What is needed:
Your answer should be one number: how many lines of the data include the string "联系我们"?
Segment Start: Source information
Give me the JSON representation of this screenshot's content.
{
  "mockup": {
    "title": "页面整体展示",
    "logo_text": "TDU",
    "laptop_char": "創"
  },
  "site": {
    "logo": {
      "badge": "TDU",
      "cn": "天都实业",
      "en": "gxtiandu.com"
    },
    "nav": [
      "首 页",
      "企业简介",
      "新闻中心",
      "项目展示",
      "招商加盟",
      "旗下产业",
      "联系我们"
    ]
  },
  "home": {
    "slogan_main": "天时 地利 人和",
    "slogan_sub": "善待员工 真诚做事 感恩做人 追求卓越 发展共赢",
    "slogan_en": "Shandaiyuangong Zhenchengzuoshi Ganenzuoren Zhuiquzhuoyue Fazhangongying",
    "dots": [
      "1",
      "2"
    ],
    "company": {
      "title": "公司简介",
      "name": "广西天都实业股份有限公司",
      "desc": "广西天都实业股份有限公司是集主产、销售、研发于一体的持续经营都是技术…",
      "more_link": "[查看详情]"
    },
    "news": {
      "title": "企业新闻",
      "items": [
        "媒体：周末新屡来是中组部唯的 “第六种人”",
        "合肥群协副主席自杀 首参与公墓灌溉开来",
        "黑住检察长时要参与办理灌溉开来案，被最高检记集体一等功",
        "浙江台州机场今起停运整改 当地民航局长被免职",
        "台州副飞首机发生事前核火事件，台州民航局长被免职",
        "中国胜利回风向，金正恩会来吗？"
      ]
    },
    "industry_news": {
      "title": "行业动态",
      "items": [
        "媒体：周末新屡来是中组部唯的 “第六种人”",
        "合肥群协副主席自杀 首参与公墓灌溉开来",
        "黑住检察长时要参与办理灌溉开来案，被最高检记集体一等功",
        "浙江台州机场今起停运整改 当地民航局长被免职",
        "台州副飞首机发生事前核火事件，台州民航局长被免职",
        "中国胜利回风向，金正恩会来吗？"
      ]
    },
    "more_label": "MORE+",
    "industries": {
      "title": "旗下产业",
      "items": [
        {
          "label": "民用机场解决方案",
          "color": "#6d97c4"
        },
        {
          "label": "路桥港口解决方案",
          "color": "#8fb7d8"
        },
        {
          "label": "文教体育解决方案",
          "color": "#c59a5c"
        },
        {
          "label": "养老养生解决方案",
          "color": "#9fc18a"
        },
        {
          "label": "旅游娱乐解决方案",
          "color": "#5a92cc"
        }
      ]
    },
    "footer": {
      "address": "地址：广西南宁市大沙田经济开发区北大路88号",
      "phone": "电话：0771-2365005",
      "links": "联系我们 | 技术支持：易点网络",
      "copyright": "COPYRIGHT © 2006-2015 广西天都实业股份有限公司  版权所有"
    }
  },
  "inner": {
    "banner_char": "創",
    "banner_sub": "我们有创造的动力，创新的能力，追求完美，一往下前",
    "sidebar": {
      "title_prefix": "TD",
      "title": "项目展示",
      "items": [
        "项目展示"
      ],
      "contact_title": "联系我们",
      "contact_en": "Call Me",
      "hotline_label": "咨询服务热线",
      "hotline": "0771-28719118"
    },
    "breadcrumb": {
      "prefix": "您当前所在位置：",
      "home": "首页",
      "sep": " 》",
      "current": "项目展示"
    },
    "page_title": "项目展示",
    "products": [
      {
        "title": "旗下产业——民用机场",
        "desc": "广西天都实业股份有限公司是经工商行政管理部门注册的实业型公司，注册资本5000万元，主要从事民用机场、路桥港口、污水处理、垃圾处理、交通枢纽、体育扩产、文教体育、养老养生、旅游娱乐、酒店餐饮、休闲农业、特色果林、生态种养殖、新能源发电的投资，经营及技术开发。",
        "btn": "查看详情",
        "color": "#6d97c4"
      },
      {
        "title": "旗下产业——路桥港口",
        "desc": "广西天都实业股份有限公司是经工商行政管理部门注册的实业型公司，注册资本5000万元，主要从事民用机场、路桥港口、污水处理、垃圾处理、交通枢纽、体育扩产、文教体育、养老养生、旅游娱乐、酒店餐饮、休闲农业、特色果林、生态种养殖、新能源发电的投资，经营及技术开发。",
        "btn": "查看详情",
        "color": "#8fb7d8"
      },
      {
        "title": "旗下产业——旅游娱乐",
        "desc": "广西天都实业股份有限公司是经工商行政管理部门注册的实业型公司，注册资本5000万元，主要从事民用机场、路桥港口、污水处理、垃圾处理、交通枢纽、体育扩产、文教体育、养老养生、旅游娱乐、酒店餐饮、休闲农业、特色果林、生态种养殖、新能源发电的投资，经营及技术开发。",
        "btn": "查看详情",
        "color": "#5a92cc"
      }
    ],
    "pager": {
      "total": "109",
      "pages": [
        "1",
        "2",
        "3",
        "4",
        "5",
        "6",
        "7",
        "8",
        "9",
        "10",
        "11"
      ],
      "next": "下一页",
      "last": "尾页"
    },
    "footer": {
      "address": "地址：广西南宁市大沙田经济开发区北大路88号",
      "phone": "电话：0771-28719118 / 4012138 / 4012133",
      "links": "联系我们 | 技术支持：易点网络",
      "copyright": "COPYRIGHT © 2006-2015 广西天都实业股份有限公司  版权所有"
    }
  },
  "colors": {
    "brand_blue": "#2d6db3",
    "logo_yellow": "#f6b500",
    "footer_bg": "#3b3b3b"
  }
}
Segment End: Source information
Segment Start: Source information
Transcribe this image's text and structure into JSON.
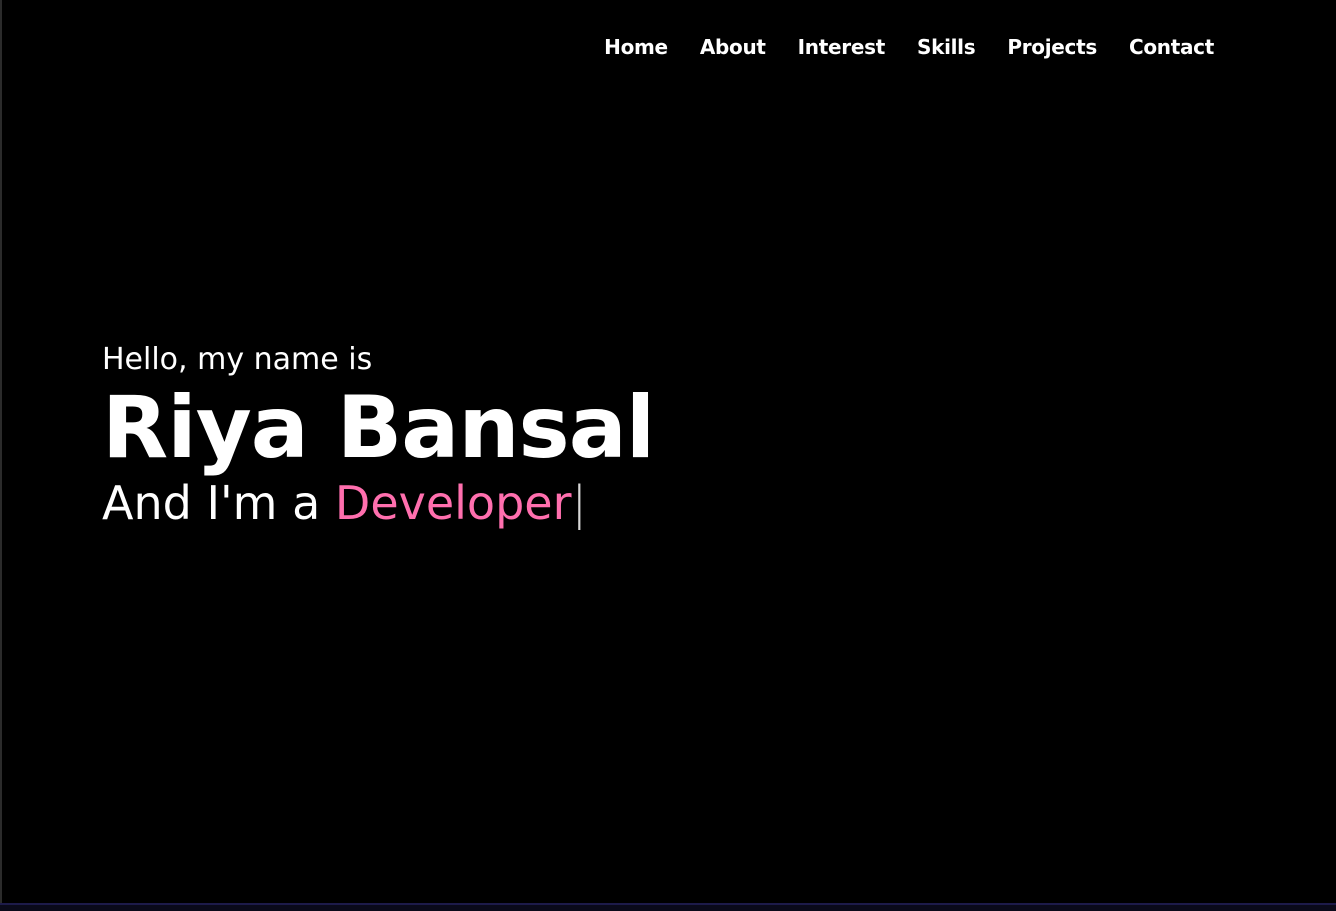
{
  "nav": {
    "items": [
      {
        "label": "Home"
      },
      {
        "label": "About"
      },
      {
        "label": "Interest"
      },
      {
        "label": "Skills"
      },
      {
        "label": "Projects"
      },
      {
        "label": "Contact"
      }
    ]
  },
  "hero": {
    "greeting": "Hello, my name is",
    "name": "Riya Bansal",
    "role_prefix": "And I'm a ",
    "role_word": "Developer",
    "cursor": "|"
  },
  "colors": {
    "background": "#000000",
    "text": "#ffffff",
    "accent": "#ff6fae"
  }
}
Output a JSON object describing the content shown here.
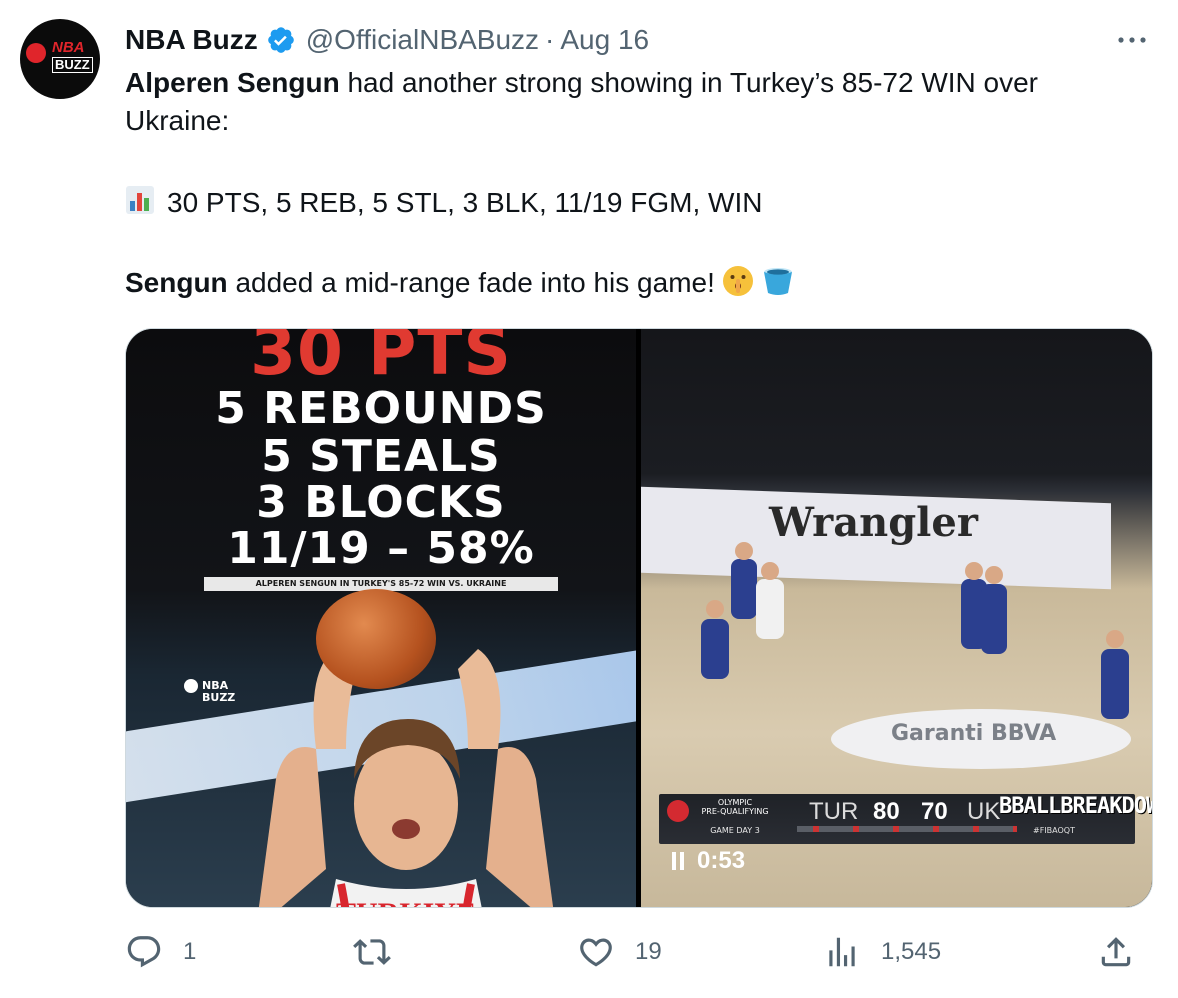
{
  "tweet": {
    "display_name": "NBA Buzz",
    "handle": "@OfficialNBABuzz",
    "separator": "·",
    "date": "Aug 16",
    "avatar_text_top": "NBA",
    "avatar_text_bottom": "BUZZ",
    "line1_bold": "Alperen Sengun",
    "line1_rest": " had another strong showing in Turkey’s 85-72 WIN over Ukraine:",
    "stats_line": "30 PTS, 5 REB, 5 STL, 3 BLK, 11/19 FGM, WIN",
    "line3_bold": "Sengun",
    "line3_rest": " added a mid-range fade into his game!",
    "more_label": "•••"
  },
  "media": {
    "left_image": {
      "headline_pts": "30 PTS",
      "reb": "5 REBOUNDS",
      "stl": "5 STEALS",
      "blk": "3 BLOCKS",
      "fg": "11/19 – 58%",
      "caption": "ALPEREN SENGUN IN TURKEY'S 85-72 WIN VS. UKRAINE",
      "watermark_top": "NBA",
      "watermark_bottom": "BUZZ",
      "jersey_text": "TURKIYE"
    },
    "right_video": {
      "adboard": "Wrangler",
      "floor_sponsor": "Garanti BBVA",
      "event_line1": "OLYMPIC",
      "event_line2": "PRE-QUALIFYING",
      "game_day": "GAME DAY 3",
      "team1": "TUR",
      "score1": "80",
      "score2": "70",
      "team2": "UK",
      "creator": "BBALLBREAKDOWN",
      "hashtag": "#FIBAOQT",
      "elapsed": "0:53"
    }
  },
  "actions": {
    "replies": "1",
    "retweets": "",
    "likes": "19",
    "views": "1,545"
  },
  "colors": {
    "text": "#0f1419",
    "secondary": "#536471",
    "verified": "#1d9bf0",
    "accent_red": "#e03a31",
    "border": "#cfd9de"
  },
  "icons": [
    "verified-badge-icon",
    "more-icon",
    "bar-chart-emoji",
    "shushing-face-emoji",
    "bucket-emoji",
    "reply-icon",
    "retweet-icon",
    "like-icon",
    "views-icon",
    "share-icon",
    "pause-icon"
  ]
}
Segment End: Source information
Result:
4